"""

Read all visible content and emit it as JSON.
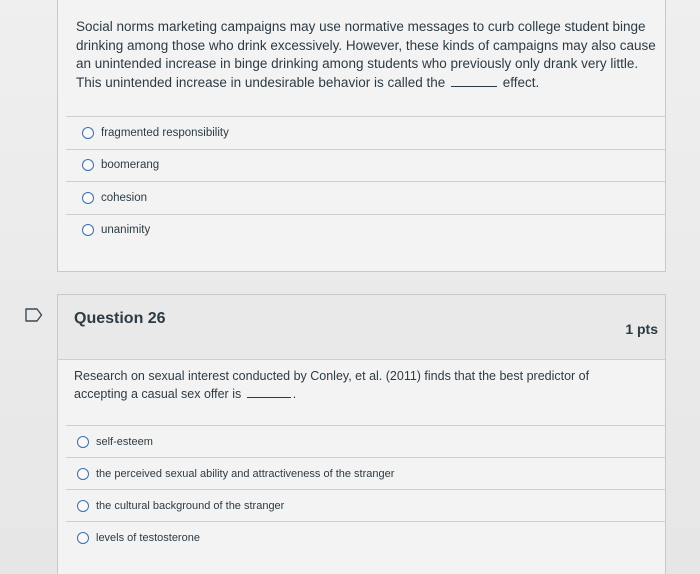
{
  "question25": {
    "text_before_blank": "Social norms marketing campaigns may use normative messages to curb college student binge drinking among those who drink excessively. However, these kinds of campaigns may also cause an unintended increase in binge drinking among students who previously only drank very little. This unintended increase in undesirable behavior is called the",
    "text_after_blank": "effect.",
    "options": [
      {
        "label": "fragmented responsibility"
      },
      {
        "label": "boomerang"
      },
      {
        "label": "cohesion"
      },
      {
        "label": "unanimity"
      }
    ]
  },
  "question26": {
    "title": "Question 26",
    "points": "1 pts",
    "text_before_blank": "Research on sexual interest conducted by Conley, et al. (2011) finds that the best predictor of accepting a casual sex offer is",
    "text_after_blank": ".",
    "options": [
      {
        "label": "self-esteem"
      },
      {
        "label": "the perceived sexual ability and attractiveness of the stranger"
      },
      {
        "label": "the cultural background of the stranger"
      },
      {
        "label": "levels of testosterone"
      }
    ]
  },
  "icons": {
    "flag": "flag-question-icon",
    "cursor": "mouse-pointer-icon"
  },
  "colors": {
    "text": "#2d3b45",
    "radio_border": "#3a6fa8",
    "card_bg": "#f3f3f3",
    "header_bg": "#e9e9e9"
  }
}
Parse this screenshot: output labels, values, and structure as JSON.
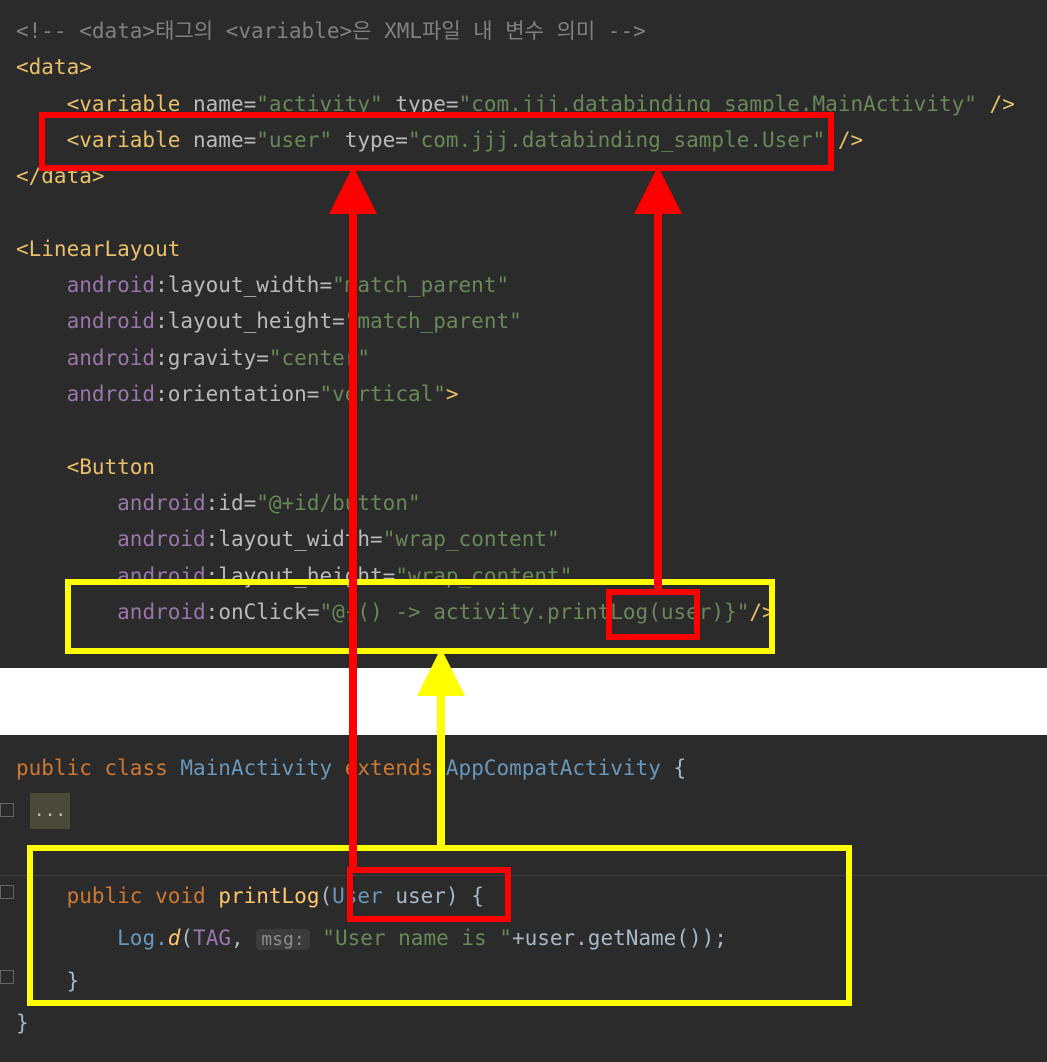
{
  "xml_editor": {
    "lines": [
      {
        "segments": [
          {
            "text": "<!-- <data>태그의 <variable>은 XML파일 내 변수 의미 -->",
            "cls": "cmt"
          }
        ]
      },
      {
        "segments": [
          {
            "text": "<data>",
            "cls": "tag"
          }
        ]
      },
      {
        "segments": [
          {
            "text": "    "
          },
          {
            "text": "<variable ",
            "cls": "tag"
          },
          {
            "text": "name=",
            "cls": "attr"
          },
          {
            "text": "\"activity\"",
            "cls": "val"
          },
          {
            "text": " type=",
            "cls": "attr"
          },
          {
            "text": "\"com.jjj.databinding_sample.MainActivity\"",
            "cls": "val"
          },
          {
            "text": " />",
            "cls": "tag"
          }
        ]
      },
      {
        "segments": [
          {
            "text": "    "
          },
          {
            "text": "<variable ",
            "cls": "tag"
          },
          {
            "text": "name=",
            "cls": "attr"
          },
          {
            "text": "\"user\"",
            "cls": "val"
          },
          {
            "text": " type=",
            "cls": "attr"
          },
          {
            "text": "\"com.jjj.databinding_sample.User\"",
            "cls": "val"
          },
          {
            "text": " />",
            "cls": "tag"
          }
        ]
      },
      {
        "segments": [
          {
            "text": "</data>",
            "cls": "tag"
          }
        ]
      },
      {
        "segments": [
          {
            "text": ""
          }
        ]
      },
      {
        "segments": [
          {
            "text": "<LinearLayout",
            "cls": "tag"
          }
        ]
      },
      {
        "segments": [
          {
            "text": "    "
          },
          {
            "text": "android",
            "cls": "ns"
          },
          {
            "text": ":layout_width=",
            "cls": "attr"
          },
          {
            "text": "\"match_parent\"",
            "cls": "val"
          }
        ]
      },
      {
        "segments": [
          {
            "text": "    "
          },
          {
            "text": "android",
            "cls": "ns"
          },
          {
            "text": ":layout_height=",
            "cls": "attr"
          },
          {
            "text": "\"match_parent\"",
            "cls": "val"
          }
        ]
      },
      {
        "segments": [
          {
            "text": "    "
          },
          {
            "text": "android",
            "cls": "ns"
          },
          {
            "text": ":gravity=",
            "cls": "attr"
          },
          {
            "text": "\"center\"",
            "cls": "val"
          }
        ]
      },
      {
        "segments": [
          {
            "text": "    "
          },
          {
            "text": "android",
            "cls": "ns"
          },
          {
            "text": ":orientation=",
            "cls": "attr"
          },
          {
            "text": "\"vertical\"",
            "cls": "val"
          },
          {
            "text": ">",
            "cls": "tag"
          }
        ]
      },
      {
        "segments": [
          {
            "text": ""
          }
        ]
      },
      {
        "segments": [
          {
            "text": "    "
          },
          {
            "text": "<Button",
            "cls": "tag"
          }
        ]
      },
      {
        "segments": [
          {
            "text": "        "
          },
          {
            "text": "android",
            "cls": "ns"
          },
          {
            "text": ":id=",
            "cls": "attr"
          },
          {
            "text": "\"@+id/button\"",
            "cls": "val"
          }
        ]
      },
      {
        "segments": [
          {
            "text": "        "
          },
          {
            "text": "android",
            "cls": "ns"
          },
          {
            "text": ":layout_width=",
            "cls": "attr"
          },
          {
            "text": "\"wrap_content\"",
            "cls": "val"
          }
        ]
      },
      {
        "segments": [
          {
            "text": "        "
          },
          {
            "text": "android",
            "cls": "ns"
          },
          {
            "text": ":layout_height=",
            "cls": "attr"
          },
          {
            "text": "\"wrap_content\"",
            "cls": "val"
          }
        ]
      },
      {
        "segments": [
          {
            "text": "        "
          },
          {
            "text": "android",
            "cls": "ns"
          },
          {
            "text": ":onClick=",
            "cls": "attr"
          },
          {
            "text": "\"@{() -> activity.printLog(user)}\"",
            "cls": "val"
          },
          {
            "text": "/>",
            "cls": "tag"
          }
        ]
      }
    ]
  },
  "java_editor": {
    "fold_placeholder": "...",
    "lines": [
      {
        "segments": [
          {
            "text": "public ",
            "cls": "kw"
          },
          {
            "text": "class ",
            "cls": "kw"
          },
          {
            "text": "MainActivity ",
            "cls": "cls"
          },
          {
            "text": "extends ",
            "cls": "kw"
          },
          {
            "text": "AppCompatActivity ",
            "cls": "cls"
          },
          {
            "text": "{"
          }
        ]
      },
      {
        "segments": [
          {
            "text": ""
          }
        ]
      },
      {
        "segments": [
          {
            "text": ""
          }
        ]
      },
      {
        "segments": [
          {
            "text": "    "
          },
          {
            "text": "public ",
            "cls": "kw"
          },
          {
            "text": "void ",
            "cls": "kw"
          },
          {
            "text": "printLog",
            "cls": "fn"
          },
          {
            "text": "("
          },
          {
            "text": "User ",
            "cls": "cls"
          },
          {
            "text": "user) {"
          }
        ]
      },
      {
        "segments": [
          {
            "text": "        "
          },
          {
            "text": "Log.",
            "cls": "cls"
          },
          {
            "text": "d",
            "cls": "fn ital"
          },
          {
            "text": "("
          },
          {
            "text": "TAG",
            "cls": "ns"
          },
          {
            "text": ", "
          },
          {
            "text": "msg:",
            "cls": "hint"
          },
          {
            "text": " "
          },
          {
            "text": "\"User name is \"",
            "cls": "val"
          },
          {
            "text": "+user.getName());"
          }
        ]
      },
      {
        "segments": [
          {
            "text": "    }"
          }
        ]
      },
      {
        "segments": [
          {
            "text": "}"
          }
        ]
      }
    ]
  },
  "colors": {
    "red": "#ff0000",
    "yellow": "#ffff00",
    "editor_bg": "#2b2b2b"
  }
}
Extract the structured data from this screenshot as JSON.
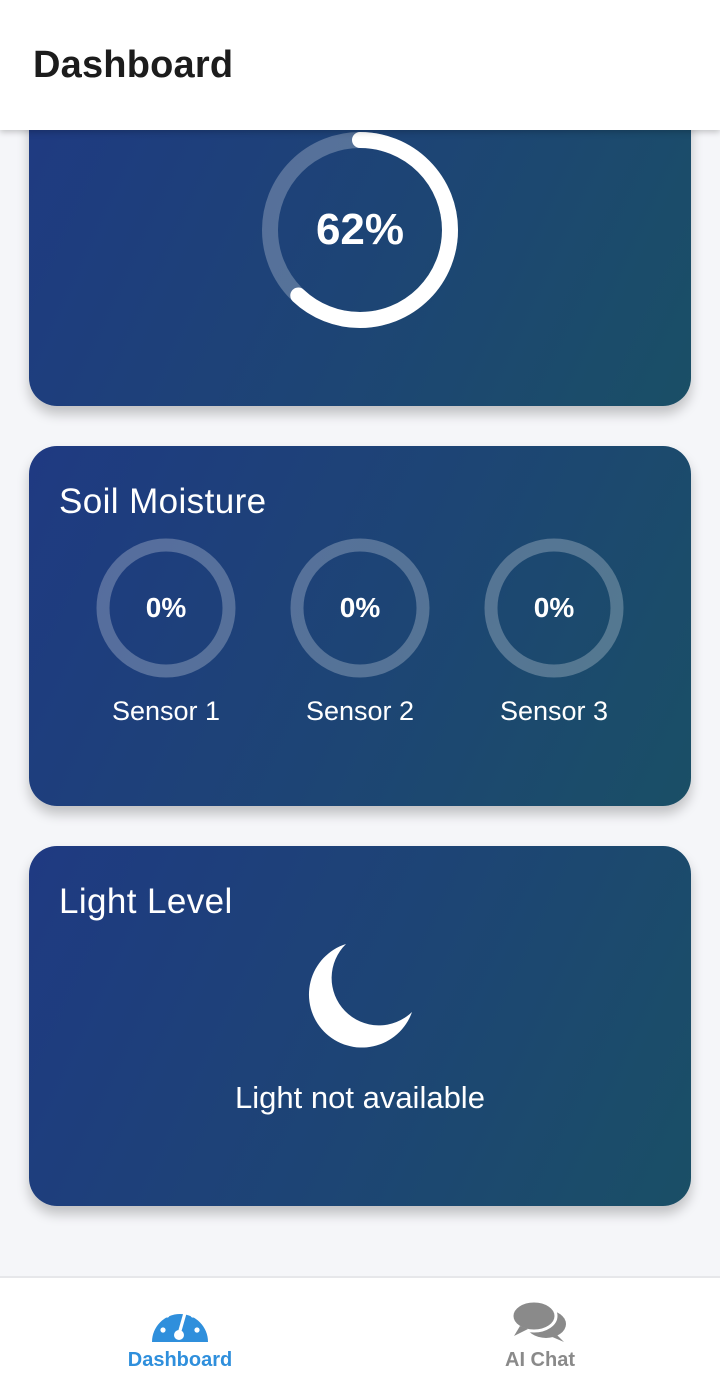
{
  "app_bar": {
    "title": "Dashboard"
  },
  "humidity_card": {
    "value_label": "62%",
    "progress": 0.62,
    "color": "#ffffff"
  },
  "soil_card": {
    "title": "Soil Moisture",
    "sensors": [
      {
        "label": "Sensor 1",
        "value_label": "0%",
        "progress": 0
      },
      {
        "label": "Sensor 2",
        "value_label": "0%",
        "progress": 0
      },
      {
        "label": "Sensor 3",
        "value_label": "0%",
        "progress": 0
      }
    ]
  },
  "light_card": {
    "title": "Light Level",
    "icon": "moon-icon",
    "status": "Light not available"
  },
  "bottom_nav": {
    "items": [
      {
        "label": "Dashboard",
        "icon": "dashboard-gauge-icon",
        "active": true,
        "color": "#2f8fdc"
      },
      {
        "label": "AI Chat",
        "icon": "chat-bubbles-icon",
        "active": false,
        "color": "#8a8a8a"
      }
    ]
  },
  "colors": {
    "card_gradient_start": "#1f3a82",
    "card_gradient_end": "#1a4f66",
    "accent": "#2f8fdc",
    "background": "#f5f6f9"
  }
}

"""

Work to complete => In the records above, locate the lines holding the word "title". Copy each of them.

Answer area =>
    "title": "Question 26",
    "title": "Dashboard"
    "title": "Soil Moisture",
    "title": "Light Level",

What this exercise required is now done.